#### Work order:
Your answer should repeat every line of the records below in which the word "this" appears.

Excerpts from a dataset
★ ★ ★ ★

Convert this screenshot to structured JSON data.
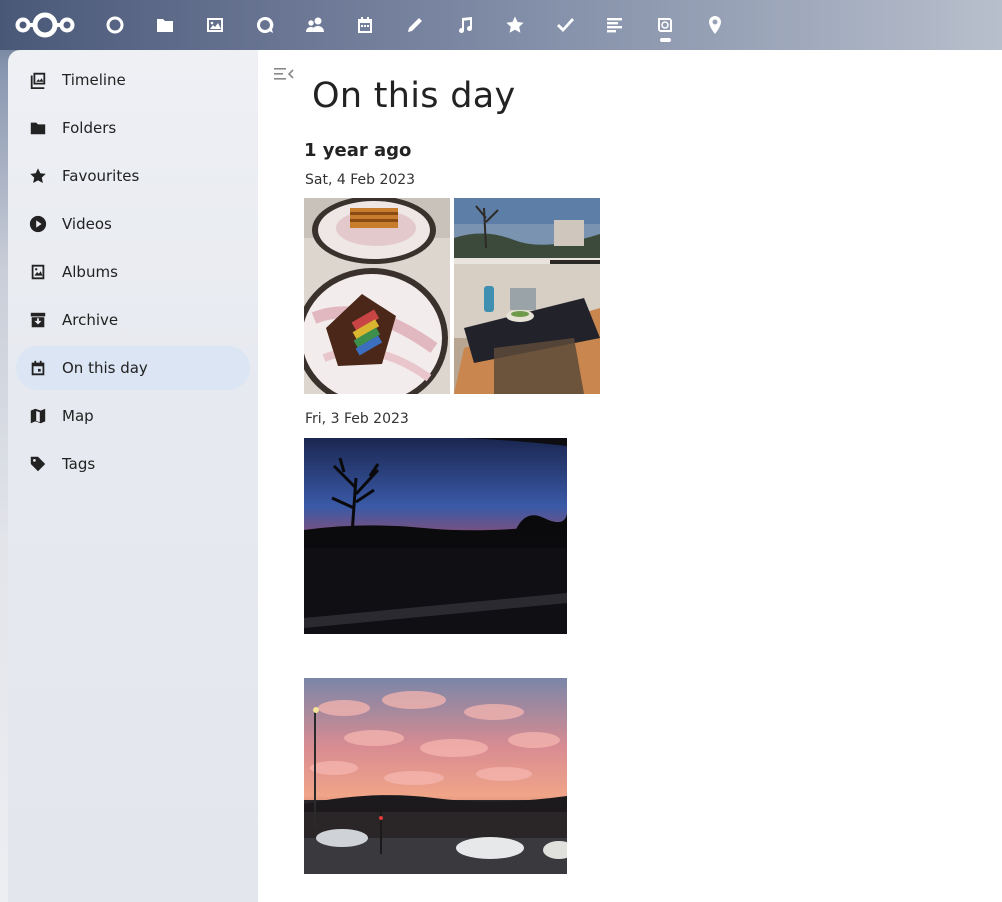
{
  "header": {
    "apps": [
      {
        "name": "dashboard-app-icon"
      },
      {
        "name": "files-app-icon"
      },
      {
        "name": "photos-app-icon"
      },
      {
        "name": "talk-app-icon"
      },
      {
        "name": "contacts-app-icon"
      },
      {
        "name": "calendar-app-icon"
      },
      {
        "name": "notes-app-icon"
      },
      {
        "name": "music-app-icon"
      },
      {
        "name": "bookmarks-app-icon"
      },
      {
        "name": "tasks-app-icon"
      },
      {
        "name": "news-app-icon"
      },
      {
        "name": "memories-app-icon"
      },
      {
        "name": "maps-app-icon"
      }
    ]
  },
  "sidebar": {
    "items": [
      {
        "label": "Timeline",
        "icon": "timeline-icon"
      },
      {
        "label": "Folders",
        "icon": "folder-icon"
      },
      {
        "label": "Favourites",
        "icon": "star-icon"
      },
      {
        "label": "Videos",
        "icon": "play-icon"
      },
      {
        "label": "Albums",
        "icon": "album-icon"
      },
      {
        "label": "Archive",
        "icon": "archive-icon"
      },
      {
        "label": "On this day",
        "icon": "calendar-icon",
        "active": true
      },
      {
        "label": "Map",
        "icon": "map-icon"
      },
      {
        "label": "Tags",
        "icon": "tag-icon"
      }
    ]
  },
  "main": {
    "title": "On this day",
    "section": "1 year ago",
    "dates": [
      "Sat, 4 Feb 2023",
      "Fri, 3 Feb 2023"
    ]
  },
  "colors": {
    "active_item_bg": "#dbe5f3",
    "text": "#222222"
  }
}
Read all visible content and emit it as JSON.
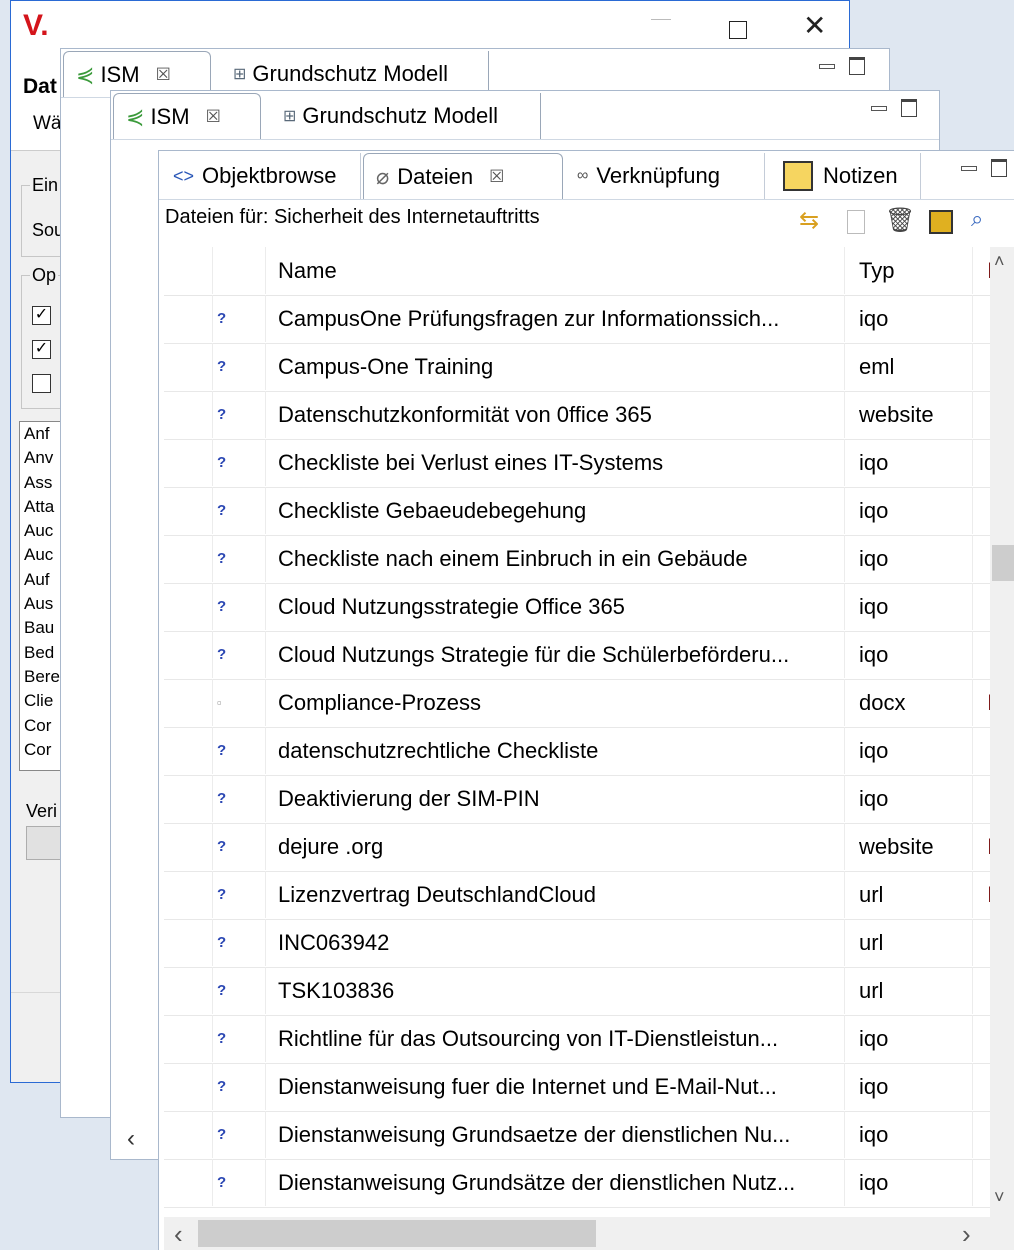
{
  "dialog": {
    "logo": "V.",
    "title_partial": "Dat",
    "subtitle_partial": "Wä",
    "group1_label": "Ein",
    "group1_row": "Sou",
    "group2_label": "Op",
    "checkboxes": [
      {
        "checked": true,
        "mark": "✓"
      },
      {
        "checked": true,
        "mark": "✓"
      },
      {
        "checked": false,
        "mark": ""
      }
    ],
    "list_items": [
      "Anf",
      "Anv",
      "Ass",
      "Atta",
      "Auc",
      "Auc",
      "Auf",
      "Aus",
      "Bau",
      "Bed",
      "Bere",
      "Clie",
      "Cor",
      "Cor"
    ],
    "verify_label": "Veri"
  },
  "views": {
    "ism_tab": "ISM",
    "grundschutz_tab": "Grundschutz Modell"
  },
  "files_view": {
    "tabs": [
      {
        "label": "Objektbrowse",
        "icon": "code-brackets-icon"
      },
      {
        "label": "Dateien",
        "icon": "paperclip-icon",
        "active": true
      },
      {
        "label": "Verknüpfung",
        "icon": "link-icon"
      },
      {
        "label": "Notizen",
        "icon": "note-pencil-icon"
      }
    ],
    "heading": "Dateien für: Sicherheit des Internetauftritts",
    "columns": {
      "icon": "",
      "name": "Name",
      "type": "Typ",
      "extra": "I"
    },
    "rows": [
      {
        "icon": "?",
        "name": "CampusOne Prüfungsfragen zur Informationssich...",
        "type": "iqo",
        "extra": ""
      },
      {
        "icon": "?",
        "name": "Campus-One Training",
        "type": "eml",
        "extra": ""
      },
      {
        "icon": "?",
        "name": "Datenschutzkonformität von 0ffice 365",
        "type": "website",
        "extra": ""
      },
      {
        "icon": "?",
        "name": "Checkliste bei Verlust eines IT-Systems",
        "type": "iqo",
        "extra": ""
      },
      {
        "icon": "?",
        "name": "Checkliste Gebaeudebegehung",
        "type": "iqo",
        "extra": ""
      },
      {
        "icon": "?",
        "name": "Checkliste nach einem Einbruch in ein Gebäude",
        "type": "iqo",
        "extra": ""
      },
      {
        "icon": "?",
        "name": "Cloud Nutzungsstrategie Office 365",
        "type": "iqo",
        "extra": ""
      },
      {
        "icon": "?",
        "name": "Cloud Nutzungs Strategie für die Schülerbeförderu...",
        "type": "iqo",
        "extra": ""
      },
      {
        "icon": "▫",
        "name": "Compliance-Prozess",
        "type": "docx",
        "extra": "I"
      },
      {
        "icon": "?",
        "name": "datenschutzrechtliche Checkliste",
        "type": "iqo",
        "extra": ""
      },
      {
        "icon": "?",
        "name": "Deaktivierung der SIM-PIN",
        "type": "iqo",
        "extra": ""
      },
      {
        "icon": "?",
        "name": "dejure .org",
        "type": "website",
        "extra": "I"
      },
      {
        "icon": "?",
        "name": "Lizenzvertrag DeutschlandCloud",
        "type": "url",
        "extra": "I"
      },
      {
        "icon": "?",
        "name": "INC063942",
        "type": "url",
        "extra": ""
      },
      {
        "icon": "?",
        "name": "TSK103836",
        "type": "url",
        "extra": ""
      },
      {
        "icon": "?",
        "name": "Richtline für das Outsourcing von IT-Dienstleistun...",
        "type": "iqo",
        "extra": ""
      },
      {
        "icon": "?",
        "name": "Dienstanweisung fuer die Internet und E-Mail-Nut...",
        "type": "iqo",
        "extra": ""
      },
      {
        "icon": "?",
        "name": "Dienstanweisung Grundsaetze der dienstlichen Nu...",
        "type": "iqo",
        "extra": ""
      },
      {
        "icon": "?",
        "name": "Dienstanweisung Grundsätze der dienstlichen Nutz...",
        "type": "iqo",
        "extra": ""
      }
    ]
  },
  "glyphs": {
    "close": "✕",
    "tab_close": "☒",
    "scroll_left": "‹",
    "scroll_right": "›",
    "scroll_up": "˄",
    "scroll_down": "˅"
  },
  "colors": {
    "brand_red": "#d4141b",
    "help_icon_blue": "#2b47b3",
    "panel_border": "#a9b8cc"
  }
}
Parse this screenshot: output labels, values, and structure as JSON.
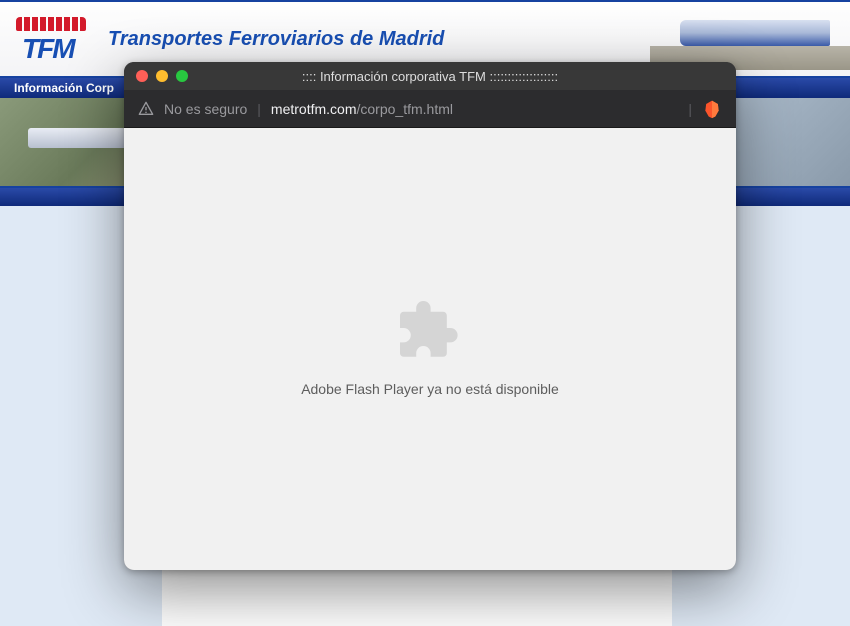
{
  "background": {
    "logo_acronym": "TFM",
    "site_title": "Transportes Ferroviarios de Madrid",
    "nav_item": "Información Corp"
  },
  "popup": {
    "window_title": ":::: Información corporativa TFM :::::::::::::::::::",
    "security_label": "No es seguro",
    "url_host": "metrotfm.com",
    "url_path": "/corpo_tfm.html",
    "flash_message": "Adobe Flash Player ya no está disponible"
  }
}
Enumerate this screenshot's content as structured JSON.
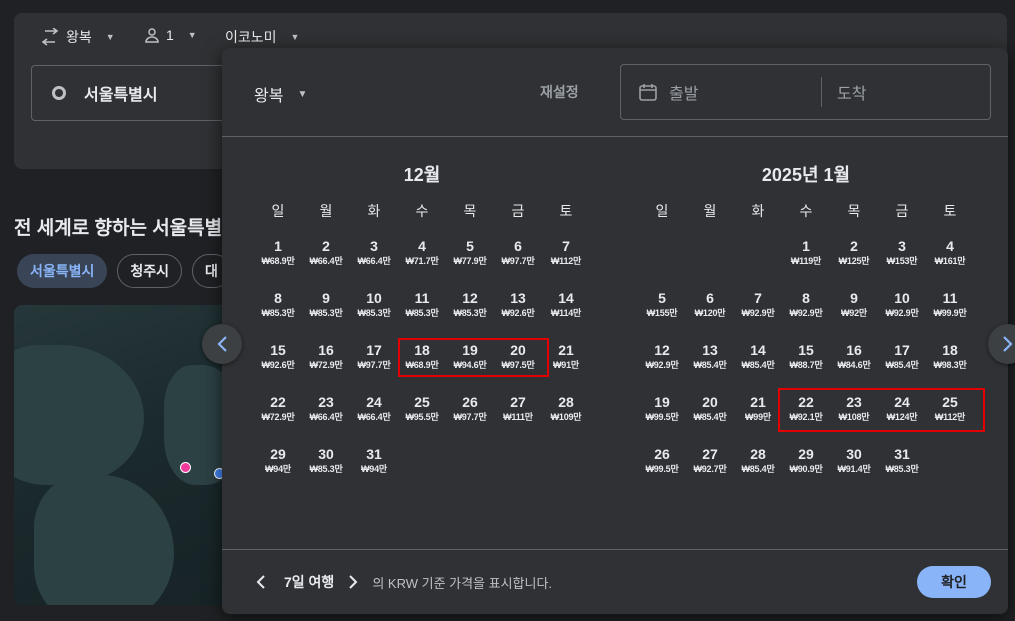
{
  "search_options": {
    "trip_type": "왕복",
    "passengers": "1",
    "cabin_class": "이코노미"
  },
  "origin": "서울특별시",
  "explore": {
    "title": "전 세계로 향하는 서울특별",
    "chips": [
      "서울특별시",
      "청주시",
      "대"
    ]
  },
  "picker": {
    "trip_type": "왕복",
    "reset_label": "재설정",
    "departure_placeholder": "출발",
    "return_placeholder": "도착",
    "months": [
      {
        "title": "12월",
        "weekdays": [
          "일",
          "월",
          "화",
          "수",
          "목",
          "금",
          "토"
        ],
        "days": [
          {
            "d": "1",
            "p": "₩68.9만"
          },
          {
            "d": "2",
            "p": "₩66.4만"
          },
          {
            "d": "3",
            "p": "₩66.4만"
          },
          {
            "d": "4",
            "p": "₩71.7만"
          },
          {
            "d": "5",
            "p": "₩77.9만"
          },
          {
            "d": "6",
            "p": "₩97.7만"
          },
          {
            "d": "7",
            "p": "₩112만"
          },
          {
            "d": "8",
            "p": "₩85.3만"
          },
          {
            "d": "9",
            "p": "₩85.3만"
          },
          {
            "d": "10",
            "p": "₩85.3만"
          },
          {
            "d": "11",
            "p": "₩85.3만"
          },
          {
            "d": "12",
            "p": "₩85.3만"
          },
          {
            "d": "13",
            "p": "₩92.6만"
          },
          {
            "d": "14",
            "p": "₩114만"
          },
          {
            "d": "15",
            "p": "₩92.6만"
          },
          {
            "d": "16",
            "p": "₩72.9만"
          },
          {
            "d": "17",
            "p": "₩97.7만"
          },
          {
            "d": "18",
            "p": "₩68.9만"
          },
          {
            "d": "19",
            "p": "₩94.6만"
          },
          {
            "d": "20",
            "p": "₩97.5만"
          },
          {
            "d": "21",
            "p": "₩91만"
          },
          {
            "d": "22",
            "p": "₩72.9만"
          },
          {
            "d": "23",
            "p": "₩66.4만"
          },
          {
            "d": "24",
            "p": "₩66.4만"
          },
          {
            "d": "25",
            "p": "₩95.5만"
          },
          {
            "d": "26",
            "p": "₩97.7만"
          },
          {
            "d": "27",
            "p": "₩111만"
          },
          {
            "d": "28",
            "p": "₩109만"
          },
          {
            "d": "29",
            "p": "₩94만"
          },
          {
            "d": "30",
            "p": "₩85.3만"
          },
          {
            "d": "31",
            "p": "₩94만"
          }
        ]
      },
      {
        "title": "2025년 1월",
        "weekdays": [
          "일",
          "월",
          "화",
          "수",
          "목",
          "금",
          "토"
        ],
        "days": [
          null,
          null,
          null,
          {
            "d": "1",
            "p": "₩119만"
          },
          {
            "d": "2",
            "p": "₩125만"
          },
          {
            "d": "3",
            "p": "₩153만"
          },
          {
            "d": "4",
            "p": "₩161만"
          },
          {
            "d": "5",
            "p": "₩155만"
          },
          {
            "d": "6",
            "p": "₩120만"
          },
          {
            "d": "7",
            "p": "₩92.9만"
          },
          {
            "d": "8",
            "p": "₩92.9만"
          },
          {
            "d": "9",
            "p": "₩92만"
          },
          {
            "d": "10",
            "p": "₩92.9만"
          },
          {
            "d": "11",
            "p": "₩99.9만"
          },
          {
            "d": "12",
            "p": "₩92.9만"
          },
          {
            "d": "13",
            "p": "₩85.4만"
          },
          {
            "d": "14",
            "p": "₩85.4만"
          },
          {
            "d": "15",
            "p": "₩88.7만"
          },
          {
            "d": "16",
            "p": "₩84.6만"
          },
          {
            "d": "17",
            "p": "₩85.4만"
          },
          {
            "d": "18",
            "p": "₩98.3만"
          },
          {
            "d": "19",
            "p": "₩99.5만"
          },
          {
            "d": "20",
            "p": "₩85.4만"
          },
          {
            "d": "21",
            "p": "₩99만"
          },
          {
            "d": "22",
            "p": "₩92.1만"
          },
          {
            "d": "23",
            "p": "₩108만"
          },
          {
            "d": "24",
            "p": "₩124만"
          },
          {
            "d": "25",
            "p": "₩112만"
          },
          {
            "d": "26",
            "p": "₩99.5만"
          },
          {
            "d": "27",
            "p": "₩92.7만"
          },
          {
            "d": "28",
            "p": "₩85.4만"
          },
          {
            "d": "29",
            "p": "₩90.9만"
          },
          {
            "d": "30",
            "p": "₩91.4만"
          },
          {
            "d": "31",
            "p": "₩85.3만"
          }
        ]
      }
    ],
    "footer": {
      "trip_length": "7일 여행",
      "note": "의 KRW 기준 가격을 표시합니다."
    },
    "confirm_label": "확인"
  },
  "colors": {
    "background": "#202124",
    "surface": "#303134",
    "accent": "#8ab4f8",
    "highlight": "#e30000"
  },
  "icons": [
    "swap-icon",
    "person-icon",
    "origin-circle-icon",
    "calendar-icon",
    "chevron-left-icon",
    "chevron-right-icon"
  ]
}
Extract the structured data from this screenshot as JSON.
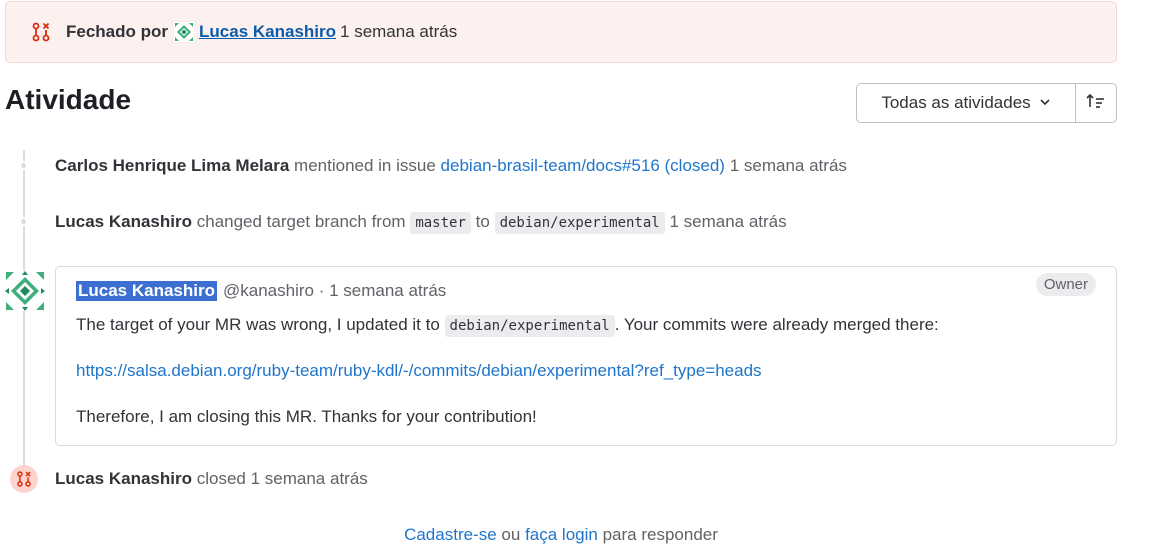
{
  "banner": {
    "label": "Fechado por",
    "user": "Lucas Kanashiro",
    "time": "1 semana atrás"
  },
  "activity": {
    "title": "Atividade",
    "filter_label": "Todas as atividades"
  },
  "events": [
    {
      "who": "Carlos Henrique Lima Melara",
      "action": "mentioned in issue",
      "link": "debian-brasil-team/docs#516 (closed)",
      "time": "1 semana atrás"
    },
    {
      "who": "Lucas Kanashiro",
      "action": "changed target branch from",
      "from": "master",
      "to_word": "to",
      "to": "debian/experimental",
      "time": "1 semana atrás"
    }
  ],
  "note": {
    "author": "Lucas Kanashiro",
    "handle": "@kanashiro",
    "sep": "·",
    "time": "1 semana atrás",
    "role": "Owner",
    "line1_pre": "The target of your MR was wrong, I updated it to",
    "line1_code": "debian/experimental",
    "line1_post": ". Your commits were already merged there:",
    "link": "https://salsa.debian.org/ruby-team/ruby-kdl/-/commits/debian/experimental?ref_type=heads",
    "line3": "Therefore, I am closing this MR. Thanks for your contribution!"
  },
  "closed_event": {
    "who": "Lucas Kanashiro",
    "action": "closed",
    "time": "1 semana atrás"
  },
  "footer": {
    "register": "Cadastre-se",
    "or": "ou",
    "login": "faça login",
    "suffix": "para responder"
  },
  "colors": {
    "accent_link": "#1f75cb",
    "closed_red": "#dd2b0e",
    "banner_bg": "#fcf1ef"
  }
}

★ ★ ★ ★

#### Result:
Convert this screenshot to structured JSON data.
        "label": "On this day",
    "title": "On this day",
Parse this screenshot: output labels, values, and structure as JSON.
Enumerate this screenshot's content as structured JSON.
Extract the structured data from this screenshot as JSON.
    "line3": "Therefore, I am closing this MR. Thanks for your contribution!"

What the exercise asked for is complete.